Without the distractions of TV, radio or cell phones you begin to see beyond the larger beauty of the forest.  The subtle curves of the paths, the dabs of color in the small wildflowers, the play of dappled light on the trees and building roofs, the changes in color as the sun rises and sets, the sounds of each different animal.  The mental clearing begins.

Tuesday, July 3, 2012

Sapelo Island beaches

Nanny goat beach

A road leads directly from the Reynold's Mansion to Nanny goat beach.   The road passes through the marshes and ends at a parking area behind the dunes.  A boardwalk arches over the wind blown dunes to the beach.  Sun rise at the beach is a magical time.  The quiet warm glow of the sun turns the sky and sand pink.  

Ghost crabs (Ocypode quadrata) seem to fly across the beach from twilight until dawn foraging among the wrack.  As the sky brightens they head for cover. Their burrows are tucked beneath arching stalks of Sea oats (Uniola paniculata), among lengths of pennywort (Hydrocotyle sp.) and morning glory (Ipomoea sp.) that reach down from the dunes to the beach.  The area around an active burrow entrance is covered with numerous foot prints.
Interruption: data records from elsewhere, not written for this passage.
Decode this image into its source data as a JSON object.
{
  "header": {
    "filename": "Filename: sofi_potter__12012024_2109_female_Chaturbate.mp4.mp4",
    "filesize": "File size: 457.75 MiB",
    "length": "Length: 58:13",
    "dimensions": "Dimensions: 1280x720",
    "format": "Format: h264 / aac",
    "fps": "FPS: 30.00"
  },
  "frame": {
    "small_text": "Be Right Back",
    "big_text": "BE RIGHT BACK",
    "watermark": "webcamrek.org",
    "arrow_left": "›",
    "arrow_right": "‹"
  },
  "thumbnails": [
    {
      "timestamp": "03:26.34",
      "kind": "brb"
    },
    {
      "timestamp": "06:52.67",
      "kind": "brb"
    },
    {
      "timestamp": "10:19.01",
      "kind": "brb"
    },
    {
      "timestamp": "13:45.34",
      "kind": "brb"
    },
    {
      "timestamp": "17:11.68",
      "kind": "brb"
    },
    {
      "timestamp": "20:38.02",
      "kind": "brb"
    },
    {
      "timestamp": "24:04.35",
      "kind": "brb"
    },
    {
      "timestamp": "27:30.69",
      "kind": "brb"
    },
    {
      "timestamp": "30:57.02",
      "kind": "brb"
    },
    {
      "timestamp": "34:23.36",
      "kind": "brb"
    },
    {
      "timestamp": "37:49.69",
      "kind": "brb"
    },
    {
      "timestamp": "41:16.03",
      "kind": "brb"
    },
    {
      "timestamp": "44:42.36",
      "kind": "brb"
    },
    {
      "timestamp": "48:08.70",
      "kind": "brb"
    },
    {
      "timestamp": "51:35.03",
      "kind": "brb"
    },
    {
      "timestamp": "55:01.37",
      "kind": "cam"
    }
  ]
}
The dunes are formed by an accumulation of wind blown sand.  The loose sand of newly formed dunes is easily blown or washed away.  Older dunes, stabilized by plants, shift and move more slowly.  The extensive roots and runners of the beach plants help them stay anchored on the shifting sand.  As the plants grow they form a mat that traps more sand making the dunes more stable.

It may not look like it, but the surf zone is alive with worms, crabs, snails and clams.  You just may not notice them.  Their presence is known by all the burrow holes and trails.   By following the large trails in the sand we uncovered Shark's eye Moon snails (Neverita duplicata) and a Lettered Olives (Oliva sayana).  Both of these snails are active hunters who prey on smaller clams and snails.  Shells moon snails have fed on have a small round tell-tale bore hole.

There are traces of other animals on the beach too.  The Plume worm (Diopatra cuprea) cements shell and other debris to its tube.  Pieces of the tubes covered in Dwarf Surf clam (Mulinia laterals) and small Tellin shells were found washed up on the shore among the very colorful Coquina clams (Donax variables).  Numerous empty Coquina shells were scattered along the beach, the living clams are just at the waters edge.  Small breathing holes betray them.  If you look for them you can find clams washed out by the waves rapidly burrowing back in the sand.